When it comes to reading, there is a definite gender gap that appears as students progress through elementary school. Teachers, librarians, and authors have struggled for years to get boys to stay interested in reading as they grow up. Studies have shown that boys tend to read slower than girls, demonstrate lower reading comprehension than girls, and value reading less than girls do, with almost 40% of boys describing reading as "boring" and "no fun."

Does that mean we should give up on reading as an activity for boys? No way! Lots of boys love to read, and all boys benefit from strong language arts skills. If your son struggles with reading, the key is to find the kind of material that they will enjoy. First of all, don't discount the many forms of reading that aren't what we would think of as traditional children's or YA books. Graphic novels, magazines, comic books, newspapers, and articles all contribute towards building reading skills and sparking the imagination.

We can also be mindful of the subject matter we choose for our boys to read about. Fuel natural curiosity by providing reading material on topics that interest your child. Find material written about the hobbies your son enjoys, the sports they participate in, or the projects they create. Reading can be an extension of these interests.

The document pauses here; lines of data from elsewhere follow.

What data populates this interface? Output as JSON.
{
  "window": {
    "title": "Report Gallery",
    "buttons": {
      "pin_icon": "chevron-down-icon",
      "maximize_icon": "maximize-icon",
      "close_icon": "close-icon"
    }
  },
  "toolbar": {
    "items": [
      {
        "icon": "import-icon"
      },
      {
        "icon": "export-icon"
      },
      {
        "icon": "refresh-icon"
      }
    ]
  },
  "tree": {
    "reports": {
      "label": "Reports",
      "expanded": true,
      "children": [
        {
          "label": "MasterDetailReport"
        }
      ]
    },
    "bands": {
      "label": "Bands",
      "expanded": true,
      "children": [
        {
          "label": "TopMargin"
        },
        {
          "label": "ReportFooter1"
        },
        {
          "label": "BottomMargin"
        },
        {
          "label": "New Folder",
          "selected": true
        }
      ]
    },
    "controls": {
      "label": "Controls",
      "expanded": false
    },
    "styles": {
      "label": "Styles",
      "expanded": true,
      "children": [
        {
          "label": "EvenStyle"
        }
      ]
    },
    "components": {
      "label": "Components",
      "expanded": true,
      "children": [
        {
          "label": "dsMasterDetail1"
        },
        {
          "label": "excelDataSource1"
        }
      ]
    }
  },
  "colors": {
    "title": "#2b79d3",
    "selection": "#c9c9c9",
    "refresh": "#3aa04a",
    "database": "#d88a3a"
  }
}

Another factor which may discourage boys from reading is parents deciding what their boys should or shouldn't read. Recently, several female authors have gone on record saying how parents can discourage boys from reading books about girls. Librarians, teachers, and bookstore employees have also encountered this issue. And as they are quick to point out, a story about a cat isn't written to be read by cats, so why should a story about girls be only for girls?

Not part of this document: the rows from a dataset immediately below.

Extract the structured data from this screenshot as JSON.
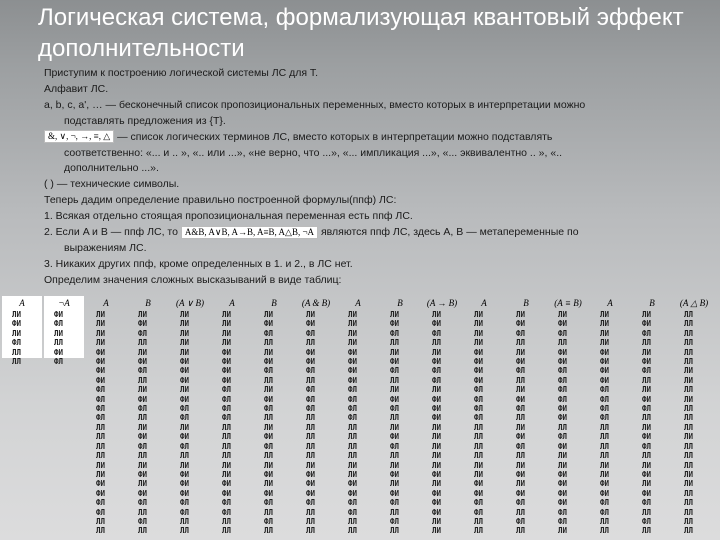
{
  "slide": {
    "title": "Логическая система, формализующая квантовый эффект дополнительности"
  },
  "body": {
    "l1": "Приступим к построению логической системы ЛС для Т.",
    "l2": "Алфавит ЛС.",
    "l3a": "a, b, c, a', … — бесконечный список пропозициональных переменных, вместо которых в интерпретации можно",
    "l3b": "подставлять предложения из {Т}.",
    "l4_symbols": "&, ∨, ¬, →, ≡, △",
    "l4a": "— список логических терминов ЛС, вместо которых в интерпретации можно подставлять",
    "l4b": "соответственно: «... и .. », «.. или ...», «не верно, что ...», «... импликация ...», «... эквивалентно .. », «..",
    "l4c": "дополнительно ...».",
    "l5": "( ) — технические символы.",
    "l6": "Теперь дадим определение правильно построенной формулы(ппф) ЛС:",
    "l7": "1. Всякая отдельно стоящая пропозициональная переменная есть ппф ЛС.",
    "l8_pre": "2. Если A и B — ппф ЛС, то",
    "l8_formula": "A&B, A∨B, A→B, A≡B, A△B, ¬A",
    "l8_post": "являются ппф ЛС, здесь A, B — метапеременные по",
    "l8b": "выражениям ЛС.",
    "l9": "3. Никаких других ппф, кроме определенных в 1. и 2., в ЛС нет.",
    "l10": "Определим значения сложных высказываний в виде таблиц:"
  },
  "tables": {
    "columns": [
      {
        "header": "A",
        "cells": [
          "ЛИ",
          "ФИ",
          "ЛИ",
          "ФЛ",
          "ЛЛ",
          "ЛЛ"
        ]
      },
      {
        "header": "¬A",
        "cells": [
          "ФИ",
          "ФЛ",
          "ЛИ",
          "ЛЛ",
          "ФИ",
          "ФЛ"
        ]
      },
      {
        "header": "A",
        "cells": [
          "ЛИ",
          "ЛИ",
          "ЛИ",
          "ЛИ",
          "ФИ",
          "ФИ",
          "ФИ",
          "ФИ",
          "ФЛ",
          "ФЛ",
          "ФЛ",
          "ФЛ",
          "ЛЛ",
          "ЛЛ",
          "ЛЛ",
          "ЛЛ",
          "ЛИ",
          "ЛИ",
          "ФИ",
          "ФИ",
          "ФЛ",
          "ФЛ",
          "ЛЛ",
          "ЛЛ"
        ]
      },
      {
        "header": "B",
        "cells": [
          "ЛИ",
          "ФИ",
          "ФЛ",
          "ЛЛ",
          "ЛИ",
          "ФИ",
          "ФЛ",
          "ЛЛ",
          "ЛИ",
          "ФИ",
          "ФЛ",
          "ЛЛ",
          "ЛИ",
          "ФИ",
          "ФЛ",
          "ЛЛ",
          "ЛИ",
          "ФИ",
          "ЛИ",
          "ФИ",
          "ФЛ",
          "ЛЛ",
          "ФЛ",
          "ЛЛ"
        ]
      },
      {
        "header": "(A ∨ B)",
        "cells": [
          "ЛИ",
          "ЛИ",
          "ЛИ",
          "ЛИ",
          "ЛИ",
          "ФИ",
          "ФИ",
          "ФИ",
          "ЛИ",
          "ФИ",
          "ФЛ",
          "ФЛ",
          "ЛИ",
          "ФИ",
          "ФЛ",
          "ЛЛ",
          "ЛИ",
          "ФИ",
          "ФИ",
          "ФИ",
          "ФЛ",
          "ФЛ",
          "ЛЛ",
          "ЛЛ"
        ]
      },
      {
        "header": "A",
        "cells": [
          "ЛИ",
          "ЛИ",
          "ЛИ",
          "ЛИ",
          "ФИ",
          "ФИ",
          "ФИ",
          "ФИ",
          "ФЛ",
          "ФЛ",
          "ФЛ",
          "ФЛ",
          "ЛЛ",
          "ЛЛ",
          "ЛЛ",
          "ЛЛ",
          "ЛИ",
          "ЛИ",
          "ФИ",
          "ФИ",
          "ФЛ",
          "ФЛ",
          "ЛЛ",
          "ЛЛ"
        ]
      },
      {
        "header": "B",
        "cells": [
          "ЛИ",
          "ФИ",
          "ФЛ",
          "ЛЛ",
          "ЛИ",
          "ФИ",
          "ФЛ",
          "ЛЛ",
          "ЛИ",
          "ФИ",
          "ФЛ",
          "ЛЛ",
          "ЛИ",
          "ФИ",
          "ФЛ",
          "ЛЛ",
          "ЛИ",
          "ФИ",
          "ЛИ",
          "ФИ",
          "ФЛ",
          "ЛЛ",
          "ФЛ",
          "ЛЛ"
        ]
      },
      {
        "header": "(A & B)",
        "cells": [
          "ЛИ",
          "ФИ",
          "ФЛ",
          "ЛЛ",
          "ФИ",
          "ФИ",
          "ФЛ",
          "ЛЛ",
          "ФЛ",
          "ФЛ",
          "ФЛ",
          "ЛЛ",
          "ЛЛ",
          "ЛЛ",
          "ЛЛ",
          "ЛЛ",
          "ЛИ",
          "ФИ",
          "ФИ",
          "ФИ",
          "ФЛ",
          "ЛЛ",
          "ЛЛ",
          "ЛЛ"
        ]
      },
      {
        "header": "A",
        "cells": [
          "ЛИ",
          "ЛИ",
          "ЛИ",
          "ЛИ",
          "ФИ",
          "ФИ",
          "ФИ",
          "ФИ",
          "ФЛ",
          "ФЛ",
          "ФЛ",
          "ФЛ",
          "ЛЛ",
          "ЛЛ",
          "ЛЛ",
          "ЛЛ",
          "ЛИ",
          "ЛИ",
          "ФИ",
          "ФИ",
          "ФЛ",
          "ФЛ",
          "ЛЛ",
          "ЛЛ"
        ]
      },
      {
        "header": "B",
        "cells": [
          "ЛИ",
          "ФИ",
          "ФЛ",
          "ЛЛ",
          "ЛИ",
          "ФИ",
          "ФЛ",
          "ЛЛ",
          "ЛИ",
          "ФИ",
          "ФЛ",
          "ЛЛ",
          "ЛИ",
          "ФИ",
          "ФЛ",
          "ЛЛ",
          "ЛИ",
          "ФИ",
          "ЛИ",
          "ФИ",
          "ФЛ",
          "ЛЛ",
          "ФЛ",
          "ЛЛ"
        ]
      },
      {
        "header": "(A → B)",
        "cells": [
          "ЛИ",
          "ФИ",
          "ФЛ",
          "ЛЛ",
          "ЛИ",
          "ФИ",
          "ФЛ",
          "ФЛ",
          "ЛИ",
          "ФИ",
          "ФИ",
          "ФИ",
          "ЛИ",
          "ЛИ",
          "ЛИ",
          "ЛИ",
          "ЛИ",
          "ФИ",
          "ЛИ",
          "ФИ",
          "ФИ",
          "ФИ",
          "ЛИ",
          "ЛИ"
        ]
      },
      {
        "header": "A",
        "cells": [
          "ЛИ",
          "ЛИ",
          "ЛИ",
          "ЛИ",
          "ФИ",
          "ФИ",
          "ФИ",
          "ФИ",
          "ФЛ",
          "ФЛ",
          "ФЛ",
          "ФЛ",
          "ЛЛ",
          "ЛЛ",
          "ЛЛ",
          "ЛЛ",
          "ЛИ",
          "ЛИ",
          "ФИ",
          "ФИ",
          "ФЛ",
          "ФЛ",
          "ЛЛ",
          "ЛЛ"
        ]
      },
      {
        "header": "B",
        "cells": [
          "ЛИ",
          "ФИ",
          "ФЛ",
          "ЛЛ",
          "ЛИ",
          "ФИ",
          "ФЛ",
          "ЛЛ",
          "ЛИ",
          "ФИ",
          "ФЛ",
          "ЛЛ",
          "ЛИ",
          "ФИ",
          "ФЛ",
          "ЛЛ",
          "ЛИ",
          "ФИ",
          "ЛИ",
          "ФИ",
          "ФЛ",
          "ЛЛ",
          "ФЛ",
          "ЛЛ"
        ]
      },
      {
        "header": "(A ≡ B)",
        "cells": [
          "ЛИ",
          "ФИ",
          "ФЛ",
          "ЛЛ",
          "ФИ",
          "ФИ",
          "ФЛ",
          "ФЛ",
          "ФЛ",
          "ФЛ",
          "ФИ",
          "ФИ",
          "ЛЛ",
          "ФЛ",
          "ФИ",
          "ЛИ",
          "ЛИ",
          "ФИ",
          "ФИ",
          "ФИ",
          "ФИ",
          "ФЛ",
          "ФЛ",
          "ЛИ"
        ]
      },
      {
        "header": "A",
        "cells": [
          "ЛИ",
          "ЛИ",
          "ЛИ",
          "ЛИ",
          "ФИ",
          "ФИ",
          "ФИ",
          "ФИ",
          "ФЛ",
          "ФЛ",
          "ФЛ",
          "ФЛ",
          "ЛЛ",
          "ЛЛ",
          "ЛЛ",
          "ЛЛ",
          "ЛИ",
          "ЛИ",
          "ФИ",
          "ФИ",
          "ФЛ",
          "ФЛ",
          "ЛЛ",
          "ЛЛ"
        ]
      },
      {
        "header": "B",
        "cells": [
          "ЛИ",
          "ФИ",
          "ФЛ",
          "ЛЛ",
          "ЛИ",
          "ФИ",
          "ФЛ",
          "ЛЛ",
          "ЛИ",
          "ФИ",
          "ФЛ",
          "ЛЛ",
          "ЛИ",
          "ФИ",
          "ФЛ",
          "ЛЛ",
          "ЛИ",
          "ФИ",
          "ЛИ",
          "ФИ",
          "ФЛ",
          "ЛЛ",
          "ФЛ",
          "ЛЛ"
        ]
      },
      {
        "header": "(A △ B)",
        "cells": [
          "ЛЛ",
          "ЛЛ",
          "ЛЛ",
          "ЛЛ",
          "ЛЛ",
          "ЛЛ",
          "ЛИ",
          "ЛИ",
          "ЛЛ",
          "ЛИ",
          "ЛЛ",
          "ЛЛ",
          "ЛЛ",
          "ЛИ",
          "ЛЛ",
          "ЛЛ",
          "ЛЛ",
          "ЛИ",
          "ЛИ",
          "ЛЛ",
          "ЛЛ",
          "ЛЛ",
          "ЛЛ",
          "ЛЛ"
        ]
      }
    ]
  }
}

While many, many children's books are written about boy protagonists, YA novels for tweens and teens have mostly female protagonists. And while this shift reflects readership, since most readers in that age bracket are female, it can further discourage boys from reading if parents don't even consider suggesting these books for them.

The challenge for us as parents, when choosing materials to suggest to our sons to read, is to find material, fiction or nonfiction, which aligns with their interests, and use that as an opportunity to break negative stereotypes and our own preconceptions about what a "girl's book" or a "boy's book" can be. To get you started, we've compiled some books to add to your son's reading list, based on interest.


  • Sisters: Venus & Serena Williams by Jeanette Winter (Ages 3+)
  • Players in Pigtails by Shana Cory (Ages 5+)
  • Maime on the Mound: A Woman in Baseball's Negro Leagues by Leah Henderson (Ages 6+)
  • Women in Sports: 50 Fearless Athletes Who Played to Win by Rachel Ignotofsky (Ages 10+)


  • Look Up! Henrietta Leavitt, Pioneering Astronomer by Robert Burleigh and illustrated by Raul Colon (Ages 4+)
  • Caroline's Comets: A True Story written and illustrated by Emily Arnold McCully (Ages 5+)
  • The Care and Feeding of a Black Hole by Michelle Cuevas (Ages 8+)
  • 5 Worlds Book 1: The Sand Warrior by Mark Segel and Alexis Segel, illustrated by Xanthe Bouma, Matt Rockafeller, and Boya Sun (Ages 9+)


  • The Princess in Black by Shannon and Dean Hale, illustrated by LeUyen Phan (Ages 5+)
  • The Adventures of Jo Schmo by Greg Trine and illustrated by Frank W. Dormer (Ages 6+)
  • The Unbeatable Squirrel Girl: Squirrel Meets World (A Squirrel Girl Novel) by Shannon and Dean Hale (Ages 8+)
  • Zita the Spacegirl Trilogy by Ben Hatke (Ages 9+)

Happy reading!